------ DATA FOR PROCESSING ------
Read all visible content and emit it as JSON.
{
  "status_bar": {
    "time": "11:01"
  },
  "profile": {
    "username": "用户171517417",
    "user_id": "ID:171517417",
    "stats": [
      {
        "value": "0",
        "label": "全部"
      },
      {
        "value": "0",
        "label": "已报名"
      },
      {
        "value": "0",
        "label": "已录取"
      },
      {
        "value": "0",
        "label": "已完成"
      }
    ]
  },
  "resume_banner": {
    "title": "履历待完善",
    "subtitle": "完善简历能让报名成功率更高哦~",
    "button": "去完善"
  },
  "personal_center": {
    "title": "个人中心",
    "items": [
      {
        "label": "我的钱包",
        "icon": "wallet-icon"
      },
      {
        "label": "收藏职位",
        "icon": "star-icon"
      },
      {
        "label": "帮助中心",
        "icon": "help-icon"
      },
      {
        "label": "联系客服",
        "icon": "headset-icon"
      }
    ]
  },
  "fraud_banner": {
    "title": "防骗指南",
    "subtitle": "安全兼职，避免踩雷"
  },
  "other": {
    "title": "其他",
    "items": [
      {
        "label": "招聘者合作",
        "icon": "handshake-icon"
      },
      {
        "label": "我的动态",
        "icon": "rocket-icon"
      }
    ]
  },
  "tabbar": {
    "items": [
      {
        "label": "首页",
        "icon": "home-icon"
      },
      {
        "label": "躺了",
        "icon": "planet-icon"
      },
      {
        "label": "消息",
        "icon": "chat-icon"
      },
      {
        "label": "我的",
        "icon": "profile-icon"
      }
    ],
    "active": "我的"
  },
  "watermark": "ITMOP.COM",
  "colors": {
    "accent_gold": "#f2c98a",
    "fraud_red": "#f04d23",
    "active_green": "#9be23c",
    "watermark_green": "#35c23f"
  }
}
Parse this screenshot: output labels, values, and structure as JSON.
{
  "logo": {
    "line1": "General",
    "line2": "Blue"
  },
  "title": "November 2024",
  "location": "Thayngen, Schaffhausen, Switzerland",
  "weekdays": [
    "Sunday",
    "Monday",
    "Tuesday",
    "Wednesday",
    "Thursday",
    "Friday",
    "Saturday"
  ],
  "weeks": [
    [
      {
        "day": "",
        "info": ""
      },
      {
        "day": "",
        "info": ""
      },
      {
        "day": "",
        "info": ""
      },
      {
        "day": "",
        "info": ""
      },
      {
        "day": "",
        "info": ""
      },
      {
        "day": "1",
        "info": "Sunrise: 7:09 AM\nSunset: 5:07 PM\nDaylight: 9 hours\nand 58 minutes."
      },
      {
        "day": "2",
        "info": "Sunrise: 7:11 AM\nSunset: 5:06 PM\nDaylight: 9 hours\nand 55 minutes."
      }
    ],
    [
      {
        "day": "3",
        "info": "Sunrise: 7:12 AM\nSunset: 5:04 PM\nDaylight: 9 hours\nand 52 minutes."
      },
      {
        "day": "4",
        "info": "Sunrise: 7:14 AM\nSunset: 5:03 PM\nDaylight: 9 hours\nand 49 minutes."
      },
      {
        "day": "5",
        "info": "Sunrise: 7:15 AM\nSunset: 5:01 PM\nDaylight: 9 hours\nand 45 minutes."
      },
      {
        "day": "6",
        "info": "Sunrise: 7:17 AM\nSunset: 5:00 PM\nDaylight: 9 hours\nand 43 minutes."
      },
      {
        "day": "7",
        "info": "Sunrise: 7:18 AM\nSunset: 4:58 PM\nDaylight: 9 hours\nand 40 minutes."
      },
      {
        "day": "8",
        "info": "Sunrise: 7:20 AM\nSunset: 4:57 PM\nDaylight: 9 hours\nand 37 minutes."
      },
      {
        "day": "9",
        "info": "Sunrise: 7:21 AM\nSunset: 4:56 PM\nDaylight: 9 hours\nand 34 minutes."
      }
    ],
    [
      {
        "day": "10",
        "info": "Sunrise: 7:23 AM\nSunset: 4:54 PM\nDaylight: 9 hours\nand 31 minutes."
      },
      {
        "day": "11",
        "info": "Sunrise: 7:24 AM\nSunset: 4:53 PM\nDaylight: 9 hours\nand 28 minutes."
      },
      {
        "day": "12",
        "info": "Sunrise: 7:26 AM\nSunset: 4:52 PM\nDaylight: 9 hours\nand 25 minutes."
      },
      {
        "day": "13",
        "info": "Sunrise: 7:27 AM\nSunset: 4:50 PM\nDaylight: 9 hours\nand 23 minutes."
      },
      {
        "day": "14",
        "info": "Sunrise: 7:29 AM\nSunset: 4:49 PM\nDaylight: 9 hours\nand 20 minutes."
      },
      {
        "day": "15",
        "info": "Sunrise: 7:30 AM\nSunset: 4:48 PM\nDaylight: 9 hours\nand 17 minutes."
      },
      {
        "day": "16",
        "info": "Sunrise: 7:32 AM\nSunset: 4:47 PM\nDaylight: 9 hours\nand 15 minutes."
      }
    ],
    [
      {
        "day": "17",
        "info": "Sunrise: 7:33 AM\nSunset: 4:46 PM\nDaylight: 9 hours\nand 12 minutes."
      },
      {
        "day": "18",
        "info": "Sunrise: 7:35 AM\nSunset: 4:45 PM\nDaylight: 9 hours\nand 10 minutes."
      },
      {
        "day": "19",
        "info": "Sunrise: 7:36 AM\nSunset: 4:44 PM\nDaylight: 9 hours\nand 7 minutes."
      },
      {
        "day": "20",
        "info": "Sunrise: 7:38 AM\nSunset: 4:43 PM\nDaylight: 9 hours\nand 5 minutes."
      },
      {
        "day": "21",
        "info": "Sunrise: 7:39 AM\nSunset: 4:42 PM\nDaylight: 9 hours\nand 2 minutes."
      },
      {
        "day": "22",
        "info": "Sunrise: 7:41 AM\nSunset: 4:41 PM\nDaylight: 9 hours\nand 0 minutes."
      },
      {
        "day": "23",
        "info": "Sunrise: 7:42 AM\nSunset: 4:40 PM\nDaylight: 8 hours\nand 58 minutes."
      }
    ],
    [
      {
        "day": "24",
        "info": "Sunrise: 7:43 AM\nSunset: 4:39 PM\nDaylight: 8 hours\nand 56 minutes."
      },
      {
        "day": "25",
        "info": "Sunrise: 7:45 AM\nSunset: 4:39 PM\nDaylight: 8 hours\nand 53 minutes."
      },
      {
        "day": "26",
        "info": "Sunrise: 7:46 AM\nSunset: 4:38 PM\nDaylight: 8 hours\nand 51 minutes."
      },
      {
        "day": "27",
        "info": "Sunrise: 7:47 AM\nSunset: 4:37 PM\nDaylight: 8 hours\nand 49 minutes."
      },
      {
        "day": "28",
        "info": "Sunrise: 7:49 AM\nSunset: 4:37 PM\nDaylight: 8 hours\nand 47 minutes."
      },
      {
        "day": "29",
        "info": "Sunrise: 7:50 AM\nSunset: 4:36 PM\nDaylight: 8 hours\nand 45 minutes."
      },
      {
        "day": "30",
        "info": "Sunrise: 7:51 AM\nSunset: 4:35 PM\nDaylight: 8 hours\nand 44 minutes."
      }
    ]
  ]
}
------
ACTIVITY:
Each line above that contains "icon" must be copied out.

WRITTEN RESPONSE:
        "icon": "wallet-icon"
        "icon": "star-icon"
        "icon": "help-icon"
        "icon": "headset-icon"
        "icon": "handshake-icon"
        "icon": "rocket-icon"
        "icon": "home-icon"
        "icon": "planet-icon"
        "icon": "chat-icon"
        "icon": "profile-icon"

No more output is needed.